Mr. Jones has designed several models for ELAC. We have chosen the new ELAC Debut B5 Bookshelf Loudspeakers because we want to compare it to the AudioEngine A2+’s. These speakers are about equal in price. There are obvious similarities. In each case, the individual drivers in these speakers are made in-house. AudioEngine assembles their own speakers while the Debut B5’s are assembled in China. The mid/base drivers in both speakers are made of similar materials – a woven aramid-fiber for greater stiffness and lower distortion. The B5’sw are priced at $230 while the A2+’s are priced at $250. Both of these speakers offer outstanding clarity for the price.

The comparison breaks down when it comes to lower bass reproduction however. The A2+’s clearly need a subwoofer, particularly when placed on stands in a medium-sized room. The Debut B5’s are better in the lower end. They have 5.25 inch woofers compared to the A2+’s 2.5 inch woofers. This also means that B5’s have greater power handling which could prove significant in playing louder in a medium-sized room.
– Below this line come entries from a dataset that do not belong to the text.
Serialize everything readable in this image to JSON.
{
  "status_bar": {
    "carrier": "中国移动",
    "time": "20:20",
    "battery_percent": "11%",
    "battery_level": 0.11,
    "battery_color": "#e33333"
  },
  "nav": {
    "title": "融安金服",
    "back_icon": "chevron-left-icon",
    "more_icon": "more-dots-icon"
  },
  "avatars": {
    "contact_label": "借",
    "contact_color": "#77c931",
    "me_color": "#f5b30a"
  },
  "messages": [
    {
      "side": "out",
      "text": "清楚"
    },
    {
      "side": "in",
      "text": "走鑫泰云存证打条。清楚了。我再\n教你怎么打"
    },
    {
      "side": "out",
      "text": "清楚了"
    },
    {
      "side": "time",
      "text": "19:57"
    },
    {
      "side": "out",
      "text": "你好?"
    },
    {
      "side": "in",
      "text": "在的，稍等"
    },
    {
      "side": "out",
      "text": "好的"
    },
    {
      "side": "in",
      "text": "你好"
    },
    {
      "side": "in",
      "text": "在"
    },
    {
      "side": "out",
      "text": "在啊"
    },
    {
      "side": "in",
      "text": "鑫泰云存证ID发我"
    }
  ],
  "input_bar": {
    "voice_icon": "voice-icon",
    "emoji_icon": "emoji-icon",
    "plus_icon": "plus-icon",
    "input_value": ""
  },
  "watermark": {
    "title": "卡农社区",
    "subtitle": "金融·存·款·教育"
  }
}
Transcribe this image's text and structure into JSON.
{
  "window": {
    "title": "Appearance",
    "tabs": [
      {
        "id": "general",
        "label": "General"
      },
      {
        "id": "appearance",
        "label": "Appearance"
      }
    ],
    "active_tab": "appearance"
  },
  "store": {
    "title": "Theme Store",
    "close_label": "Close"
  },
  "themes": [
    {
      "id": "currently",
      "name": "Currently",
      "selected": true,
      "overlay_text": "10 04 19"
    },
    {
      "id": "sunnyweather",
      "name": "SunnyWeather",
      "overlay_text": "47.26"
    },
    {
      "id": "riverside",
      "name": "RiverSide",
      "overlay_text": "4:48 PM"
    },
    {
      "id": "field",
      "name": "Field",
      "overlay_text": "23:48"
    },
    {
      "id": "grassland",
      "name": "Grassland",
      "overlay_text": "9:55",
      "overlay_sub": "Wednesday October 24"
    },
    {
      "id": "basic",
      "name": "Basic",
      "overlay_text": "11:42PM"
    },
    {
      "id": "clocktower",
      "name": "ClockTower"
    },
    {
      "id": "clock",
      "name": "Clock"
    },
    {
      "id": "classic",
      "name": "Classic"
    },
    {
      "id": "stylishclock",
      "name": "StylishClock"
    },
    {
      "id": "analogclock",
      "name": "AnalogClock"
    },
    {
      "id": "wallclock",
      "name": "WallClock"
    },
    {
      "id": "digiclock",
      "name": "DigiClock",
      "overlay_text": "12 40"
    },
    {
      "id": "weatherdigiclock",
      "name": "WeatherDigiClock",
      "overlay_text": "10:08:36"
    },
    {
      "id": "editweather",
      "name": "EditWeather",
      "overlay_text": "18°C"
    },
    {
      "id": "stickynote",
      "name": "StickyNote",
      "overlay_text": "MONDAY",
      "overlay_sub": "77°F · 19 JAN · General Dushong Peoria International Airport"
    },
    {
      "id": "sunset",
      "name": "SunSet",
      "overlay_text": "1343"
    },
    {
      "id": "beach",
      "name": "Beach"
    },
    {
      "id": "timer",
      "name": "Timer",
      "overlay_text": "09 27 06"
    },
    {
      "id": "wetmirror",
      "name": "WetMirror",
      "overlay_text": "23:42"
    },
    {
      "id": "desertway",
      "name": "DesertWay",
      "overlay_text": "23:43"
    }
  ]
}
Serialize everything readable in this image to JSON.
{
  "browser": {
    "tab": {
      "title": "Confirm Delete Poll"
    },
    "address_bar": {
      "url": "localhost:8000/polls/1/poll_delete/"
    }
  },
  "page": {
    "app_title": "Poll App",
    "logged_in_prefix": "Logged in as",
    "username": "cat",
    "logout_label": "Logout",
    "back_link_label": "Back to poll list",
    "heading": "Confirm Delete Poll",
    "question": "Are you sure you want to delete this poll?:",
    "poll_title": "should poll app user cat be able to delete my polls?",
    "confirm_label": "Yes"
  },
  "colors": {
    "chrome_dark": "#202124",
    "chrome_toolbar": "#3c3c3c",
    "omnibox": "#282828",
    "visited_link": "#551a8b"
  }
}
Let us look at the prices again. The A2+’s cost a little more and really need a subwoofer. That will add at least a $100 to their overall cost. But the A2+’s have a built-in dual class AB monolithic power amp that is superbly matched to the speakers. In order for the Debut B5’s to play at their best they need to be mated with a very good power amp and not some generic receiver.

Which ones win? They both do. When it comes to stereo imaging the A2+’s are hard to beat. Their small-sized baffles have something to do with that. The B5’s are much larger speakers. They carry more weight in the low-end. Are they as nimble as the A2+’s? An extended period of listening will be necessary to complete any meaningful comparison. Perhaps you might want to share any experiences you have in auditioning these speakers. They are beauties and the price is right!